What makes a Great Portrait?

Recently, I have engaged in a heart-wrenching, emotional process – selecting images for the Certified Professional Photographer Image Submission.  Two years ago I set a goal for myself to become certified, and last year I determined that 2011 was the year.  Well, 2011 flew by and I was no closer to my goal, so this year, I actually declared my candidacy.  Consisting of two parts, a 100 question written exam and a 15 image submission for review by a board, the CPP process did not tremendously worry me.  After all, I know about lighting, and styling, and posing.   I have been in business for six years – no big deal, right?  WRONG!!  Turns out that finding “near perfect” images is a very difficult task.  The light must be directional.  The pose must be spot on.  There must be separation from the background.  There must be NO mixing of color keys.  As I am submitting images for critique,  I am learning how attached I am to my images.  I looked through thousands of images and selected my very best, and the critics tear them apart!  It makes me question myself as a photographer and is a HUGE blow to my ego.  Admittedly, I was unprepared for the first onslaught.  I stepped away from the computer and cried when I read the comments.  My husband asked why I was putting myself through this.  My 11 year old said, “They don’t know what they’re talking about – you take the most awesome pictures in the world!”  This made me start thinking.  Why am I doing this to myself?  I do take pretty kick-ass portraits.  My clients love them, I love them, so why bother with this certification thing?

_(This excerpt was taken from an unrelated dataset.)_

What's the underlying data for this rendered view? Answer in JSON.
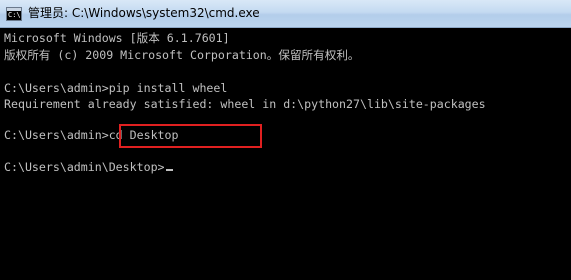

I have always had a need to excel – to be the best.  Driven by competition (usually with myself), I find myself in a constant race to learn more, do better, update processes.  In every aspect of my life this is true.  For homeschooling, I am constantly looking for new approaches or new curricula.  We will be in this house for another year, but already I am thinking about ways to make the move more efficient and expedited, so that I will be READY!  When I was in college, I was the only one of my classmates who took all SEVEN exams to become a Microsoft Certified Systems Engineer.  Why?  Because I knew this certification would set me apart from other job seekers.  It would not only show that I knew the “Microsoft Sanctioned” way of doing things, but that I did something that the other students had not.  It also proved to me that I was the best.  I needed that piece of paper.  This extra step landed me my first job.  The hiring manager told me that because I already had this certification it showed him that I was willing to go above and beyond what was required, and he was my champion and is the reason I was hired. Did the company follow the “Microsoft Sanctioned” methods?  No way!  But I was seen as a resource when something went wrong.  I was looked to for my knowledge and although we didn’t use all of the methods, I was seen as an expert.

Naturally, it just makes sense that I pursue the Certified Professional Photographer certification.  Already, in just the two weeks I’ve been submitting images for critique, I’ve learned so much more about portraiture.  I’ve learned how to “see” a perfect portrait.  I’ve learned that the hands have to be “just so” for a complete portrait.  I’ve learned that a “kicker” is essential to the classic portrait.  I’ve learned that the subject in a traditional portrait is NEVER in the center of the frame.  I’ve learned that the traditional portrait probably didn’t take into account an 18 month old.  I’ve learned that spontaneity is one of my strong points.  I’ve learned that I would rather capture a hearty laugh than a perfectly lighted face.  I’ve learned that I will not always practice the “perfect portrait” rules.  However, I will use what I’ve learned.  I will teach what I’ve learned.  I will constantly drive myself to become a better photographer.  Always.  Do I need the certification?  No – my clients love me, and I love them.  I capture amazing images of their kids through an unforgettable experience culminating in cookies.  No, I don’t need it.  But I really want it, and I’m going to keep going back for more until I have 15 near perfect portraits, and unmeasurable lessons learned that I will fall back on for the rest of my life.

I submitted this image of my daughter for critique to demonstrate "short lighting" (lighting the side of the face turned away from the camera), and this image is a great example of short lighting. However, I was told my "Posing is Off". Whatever! This is stinking cute! :-)

Share